DIRECTIONS FOR THIS TASK:
Word by word and line by line, write out all of the records.

THE DATA:

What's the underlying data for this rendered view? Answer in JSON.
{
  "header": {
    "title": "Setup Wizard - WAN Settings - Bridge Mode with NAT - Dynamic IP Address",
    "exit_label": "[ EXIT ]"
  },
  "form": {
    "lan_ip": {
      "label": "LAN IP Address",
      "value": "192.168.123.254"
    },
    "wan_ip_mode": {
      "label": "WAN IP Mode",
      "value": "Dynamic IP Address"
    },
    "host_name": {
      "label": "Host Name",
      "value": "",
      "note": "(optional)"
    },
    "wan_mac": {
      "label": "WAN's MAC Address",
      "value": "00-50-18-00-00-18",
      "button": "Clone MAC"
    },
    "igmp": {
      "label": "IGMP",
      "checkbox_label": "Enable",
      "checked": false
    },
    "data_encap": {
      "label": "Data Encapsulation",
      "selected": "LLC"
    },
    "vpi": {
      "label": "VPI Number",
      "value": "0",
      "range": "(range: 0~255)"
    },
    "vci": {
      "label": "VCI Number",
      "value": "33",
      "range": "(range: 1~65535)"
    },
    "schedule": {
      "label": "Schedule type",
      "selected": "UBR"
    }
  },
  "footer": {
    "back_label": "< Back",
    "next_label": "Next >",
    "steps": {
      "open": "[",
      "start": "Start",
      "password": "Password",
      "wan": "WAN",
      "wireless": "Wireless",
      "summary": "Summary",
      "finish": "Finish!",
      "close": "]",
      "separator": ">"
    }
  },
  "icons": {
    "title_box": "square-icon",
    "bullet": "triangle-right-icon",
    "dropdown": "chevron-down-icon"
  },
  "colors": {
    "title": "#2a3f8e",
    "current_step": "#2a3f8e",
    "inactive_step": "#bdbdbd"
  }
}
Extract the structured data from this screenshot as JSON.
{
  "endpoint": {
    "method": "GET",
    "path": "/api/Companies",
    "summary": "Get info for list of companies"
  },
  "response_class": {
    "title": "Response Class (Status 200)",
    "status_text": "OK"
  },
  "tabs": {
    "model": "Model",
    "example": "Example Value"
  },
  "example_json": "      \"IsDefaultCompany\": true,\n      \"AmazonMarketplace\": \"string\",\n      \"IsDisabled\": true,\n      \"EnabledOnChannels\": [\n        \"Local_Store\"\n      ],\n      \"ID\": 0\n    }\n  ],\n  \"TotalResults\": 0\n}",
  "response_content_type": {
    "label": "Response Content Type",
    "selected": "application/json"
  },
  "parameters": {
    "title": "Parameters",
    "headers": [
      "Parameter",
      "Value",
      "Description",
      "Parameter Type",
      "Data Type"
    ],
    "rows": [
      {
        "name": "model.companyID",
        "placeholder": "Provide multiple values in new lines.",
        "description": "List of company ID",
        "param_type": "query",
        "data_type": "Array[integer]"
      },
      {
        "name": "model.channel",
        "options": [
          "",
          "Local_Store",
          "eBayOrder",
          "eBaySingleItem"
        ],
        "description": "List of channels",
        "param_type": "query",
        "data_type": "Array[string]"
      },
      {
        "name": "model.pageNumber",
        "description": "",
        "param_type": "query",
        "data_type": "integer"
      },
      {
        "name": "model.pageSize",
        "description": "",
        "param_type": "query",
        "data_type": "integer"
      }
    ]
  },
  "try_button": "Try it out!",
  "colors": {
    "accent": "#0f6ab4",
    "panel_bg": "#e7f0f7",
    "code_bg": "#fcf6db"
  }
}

SOLUTION FOR THIS PROBLEM:
What's the underlying data for this rendered view? Answer in JSON.
{
  "header": {
    "title": "Setup Wizard - WAN Settings - Bridge Mode with NAT - Dynamic IP Address",
    "exit_label": "[ EXIT ]"
  },
  "form": {
    "lan_ip": {
      "label": "LAN IP Address",
      "value": "192.168.123.254"
    },
    "wan_ip_mode": {
      "label": "WAN IP Mode",
      "value": "Dynamic IP Address"
    },
    "host_name": {
      "label": "Host Name",
      "value": "",
      "note": "(optional)"
    },
    "wan_mac": {
      "label": "WAN's MAC Address",
      "value": "00-50-18-00-00-18",
      "button": "Clone MAC"
    },
    "igmp": {
      "label": "IGMP",
      "checkbox_label": "Enable",
      "checked": false
    },
    "data_encap": {
      "label": "Data Encapsulation",
      "selected": "LLC"
    },
    "vpi": {
      "label": "VPI Number",
      "value": "0",
      "range": "(range: 0~255)"
    },
    "vci": {
      "label": "VCI Number",
      "value": "33",
      "range": "(range: 1~65535)"
    },
    "schedule": {
      "label": "Schedule type",
      "selected": "UBR"
    }
  },
  "footer": {
    "back_label": "< Back",
    "next_label": "Next >",
    "steps": {
      "open": "[",
      "start": "Start",
      "password": "Password",
      "wan": "WAN",
      "wireless": "Wireless",
      "summary": "Summary",
      "finish": "Finish!",
      "close": "]",
      "separator": ">"
    }
  },
  "icons": {
    "title_box": "square-icon",
    "bullet": "triangle-right-icon",
    "dropdown": "chevron-down-icon"
  },
  "colors": {
    "title": "#2a3f8e",
    "current_step": "#2a3f8e",
    "inactive_step": "#bdbdbd"
  }
}
Extract the structured data from this screenshot as JSON.
{
  "endpoint": {
    "method": "GET",
    "path": "/api/Companies",
    "summary": "Get info for list of companies"
  },
  "response_class": {
    "title": "Response Class (Status 200)",
    "status_text": "OK"
  },
  "tabs": {
    "model": "Model",
    "example": "Example Value"
  },
  "example_json": "      \"IsDefaultCompany\": true,\n      \"AmazonMarketplace\": \"string\",\n      \"IsDisabled\": true,\n      \"EnabledOnChannels\": [\n        \"Local_Store\"\n      ],\n      \"ID\": 0\n    }\n  ],\n  \"TotalResults\": 0\n}",
  "response_content_type": {
    "label": "Response Content Type",
    "selected": "application/json"
  },
  "parameters": {
    "title": "Parameters",
    "headers": [
      "Parameter",
      "Value",
      "Description",
      "Parameter Type",
      "Data Type"
    ],
    "rows": [
      {
        "name": "model.companyID",
        "placeholder": "Provide multiple values in new lines.",
        "description": "List of company ID",
        "param_type": "query",
        "data_type": "Array[integer]"
      },
      {
        "name": "model.channel",
        "options": [
          "",
          "Local_Store",
          "eBayOrder",
          "eBaySingleItem"
        ],
        "description": "List of channels",
        "param_type": "query",
        "data_type": "Array[string]"
      },
      {
        "name": "model.pageNumber",
        "description": "",
        "param_type": "query",
        "data_type": "integer"
      },
      {
        "name": "model.pageSize",
        "description": "",
        "param_type": "query",
        "data_type": "integer"
      }
    ]
  },
  "try_button": "Try it out!",
  "colors": {
    "accent": "#0f6ab4",
    "panel_bg": "#e7f0f7",
    "code_bg": "#fcf6db"
  }
}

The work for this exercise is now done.